-------- MATERIAL FOR THE TASK

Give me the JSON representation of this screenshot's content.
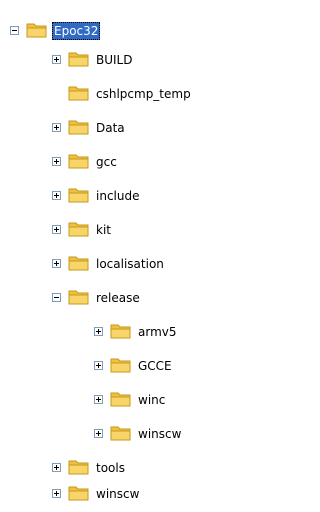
{
  "tree": {
    "root": {
      "label": "Epoc32",
      "state": "expanded",
      "selected": true
    },
    "children": [
      {
        "label": "BUILD",
        "state": "collapsed"
      },
      {
        "label": "cshlpcmp_temp",
        "state": "leaf"
      },
      {
        "label": "Data",
        "state": "collapsed"
      },
      {
        "label": "gcc",
        "state": "collapsed"
      },
      {
        "label": "include",
        "state": "collapsed"
      },
      {
        "label": "kit",
        "state": "collapsed"
      },
      {
        "label": "localisation",
        "state": "collapsed"
      },
      {
        "label": "release",
        "state": "expanded",
        "children": [
          {
            "label": "armv5",
            "state": "collapsed"
          },
          {
            "label": "GCCE",
            "state": "collapsed"
          },
          {
            "label": "winc",
            "state": "collapsed"
          },
          {
            "label": "winscw",
            "state": "collapsed"
          }
        ]
      },
      {
        "label": "tools",
        "state": "collapsed"
      },
      {
        "label": "winscw",
        "state": "collapsed"
      }
    ]
  },
  "icons": {
    "folder": "folder-icon",
    "expand": "expand-icon",
    "collapse": "collapse-icon"
  },
  "colors": {
    "folder_fill": "#f7d56a",
    "folder_tab": "#f0c040",
    "folder_outline": "#c79a17",
    "selection": "#316ac5",
    "toggle_border": "#7f9db9"
  }
}
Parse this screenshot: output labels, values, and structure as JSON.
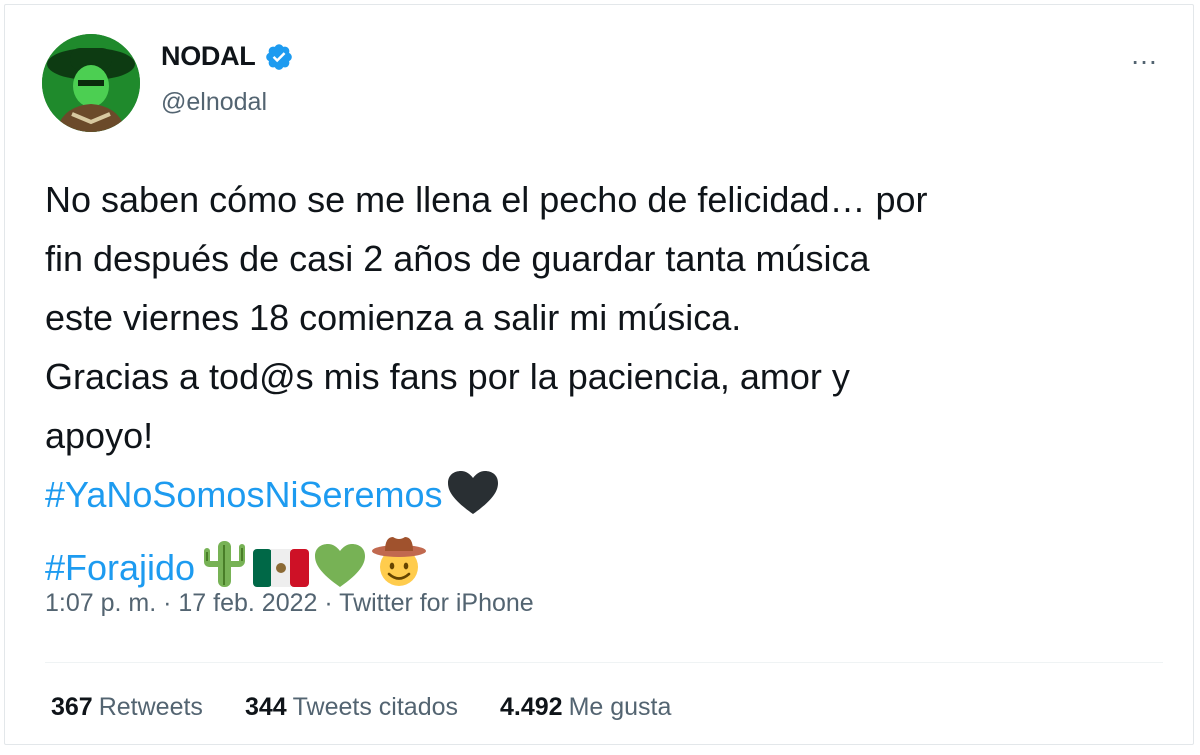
{
  "user": {
    "display_name": "NODAL",
    "handle": "@elnodal",
    "verified": true
  },
  "menu": {
    "more_label": "…"
  },
  "tweet": {
    "lines": [
      "No saben cómo se me llena el pecho de felicidad… por",
      "fin después de casi 2 años de guardar tanta música",
      "este viernes 18 comienza a salir mi música.",
      "Gracias a tod@s mis fans por la paciencia, amor y",
      "apoyo!"
    ],
    "hashtag_1": "#YaNoSomosNiSeremos",
    "hashtag_1_emojis": [
      "black-heart"
    ],
    "hashtag_2": "#Forajido",
    "hashtag_2_emojis": [
      "cactus",
      "mexico-flag",
      "green-heart",
      "cowboy-face"
    ]
  },
  "meta": {
    "time": "1:07 p. m.",
    "separator": " · ",
    "date": "17 feb. 2022",
    "source": "Twitter for iPhone"
  },
  "stats": {
    "retweets_count": "367",
    "retweets_label": "Retweets",
    "quotes_count": "344",
    "quotes_label": "Tweets citados",
    "likes_count": "4.492",
    "likes_label": "Me gusta"
  },
  "colors": {
    "link": "#1d9bf0",
    "secondary_text": "#536471",
    "verified_badge": "#1d9bf0"
  }
}
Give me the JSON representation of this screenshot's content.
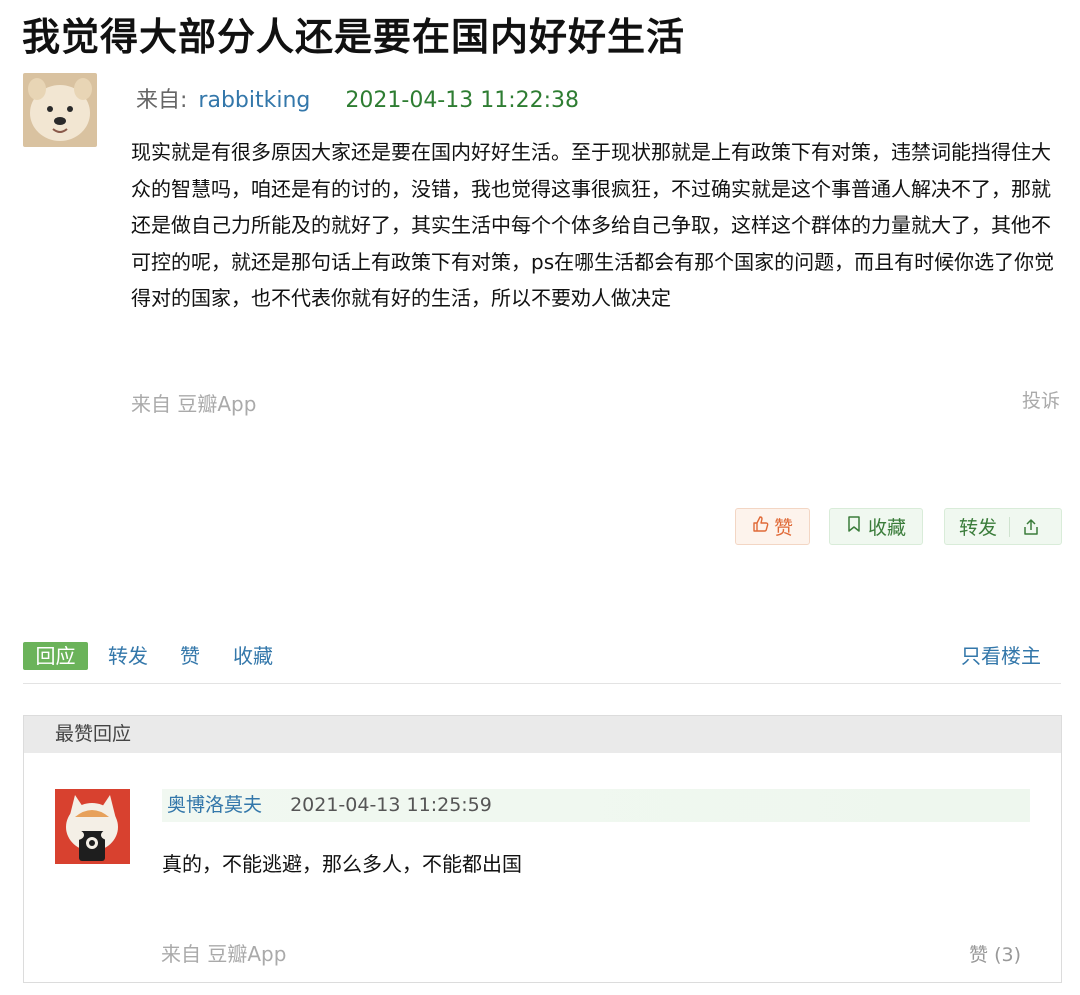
{
  "post": {
    "title": "我觉得大部分人还是要在国内好好生活",
    "author_prefix": "来自:",
    "author": "rabbitking",
    "time": "2021-04-13 11:22:38",
    "body": "现实就是有很多原因大家还是要在国内好好生活。至于现状那就是上有政策下有对策，违禁词能挡得住大众的智慧吗，咱还是有的讨的，没错，我也觉得这事很疯狂，不过确实就是这个事普通人解决不了，那就还是做自己力所能及的就好了，其实生活中每个个体多给自己争取，这样这个群体的力量就大了，其他不可控的呢，就还是那句话上有政策下有对策，ps在哪生活都会有那个国家的问题，而且有时候你选了你觉得对的国家，也不代表你就有好的生活，所以不要劝人做决定",
    "source": "来自 豆瓣App",
    "report": "投诉",
    "like_label": "赞",
    "fav_label": "收藏",
    "share_label": "转发"
  },
  "tabs": {
    "reply": "回应",
    "repost": "转发",
    "like": "赞",
    "collect": "收藏",
    "op_only": "只看楼主"
  },
  "top_replies": {
    "header": "最赞回应",
    "items": [
      {
        "author": "奥博洛莫夫",
        "time": "2021-04-13 11:25:59",
        "text": "真的，不能逃避，那么多人，不能都出国",
        "source": "来自 豆瓣App",
        "likes": "赞 (3)"
      }
    ]
  },
  "icons": {
    "like": "thumbs-up-icon",
    "fav": "bookmark-icon",
    "share": "share-icon"
  },
  "colors": {
    "link": "#3377aa",
    "accent_green": "#6bb35a",
    "time_green": "#2e7d32",
    "like_orange": "#e06a38"
  }
}
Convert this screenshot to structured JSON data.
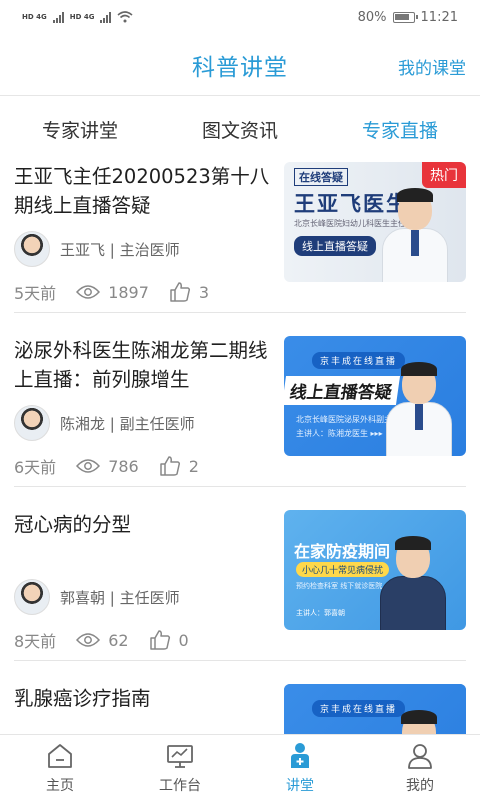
{
  "status": {
    "net1": "HD 4G",
    "net2": "HD 4G",
    "battery": "80%",
    "time": "11:21"
  },
  "header": {
    "title": "科普讲堂",
    "right_link": "我的课堂"
  },
  "tabs": [
    {
      "label": "专家讲堂",
      "active": false
    },
    {
      "label": "图文资讯",
      "active": false
    },
    {
      "label": "专家直播",
      "active": true
    }
  ],
  "items": [
    {
      "title": "王亚飞主任20200523第十八期线上直播答疑",
      "author": "王亚飞 | 主治医师",
      "time": "5天前",
      "views": "1897",
      "likes": "3",
      "thumb": {
        "badge": "热门",
        "line1": "在线答疑",
        "line2": "王亚飞医生",
        "line3": "北京长峰医院妇幼儿科医生主任",
        "line4": "线上直播答疑"
      }
    },
    {
      "title": "泌尿外科医生陈湘龙第二期线上直播：前列腺增生",
      "author": "陈湘龙 | 副主任医师",
      "time": "6天前",
      "views": "786",
      "likes": "2",
      "thumb": {
        "bar": "京丰成在线直播",
        "big": "线上直播答疑",
        "sub": "北京长峰医院泌尿外科副主任医师",
        "sub2": "主讲人：陈湘龙医生 ▸▸▸"
      }
    },
    {
      "title": "冠心病的分型",
      "author": "郭喜朝 | 主任医师",
      "time": "8天前",
      "views": "62",
      "likes": "0",
      "thumb": {
        "h1": "在家防疫期间",
        "h2": "小心几十常见病侵扰",
        "h3": "预约检查科室\n线下就诊医院",
        "h4": "主讲人：郭喜朝"
      }
    },
    {
      "title": "乳腺癌诊疗指南",
      "thumb": {
        "bar": "京丰成在线直播"
      }
    }
  ],
  "nav": [
    {
      "label": "主页",
      "icon": "home-icon",
      "active": false
    },
    {
      "label": "工作台",
      "icon": "workbench-icon",
      "active": false
    },
    {
      "label": "讲堂",
      "icon": "lecture-icon",
      "active": true
    },
    {
      "label": "我的",
      "icon": "profile-icon",
      "active": false
    }
  ],
  "colors": {
    "accent": "#2a9bd6",
    "hot_badge": "#e8343b"
  }
}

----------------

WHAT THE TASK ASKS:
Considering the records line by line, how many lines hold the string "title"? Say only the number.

RESULT OF THE EXERCISE:
6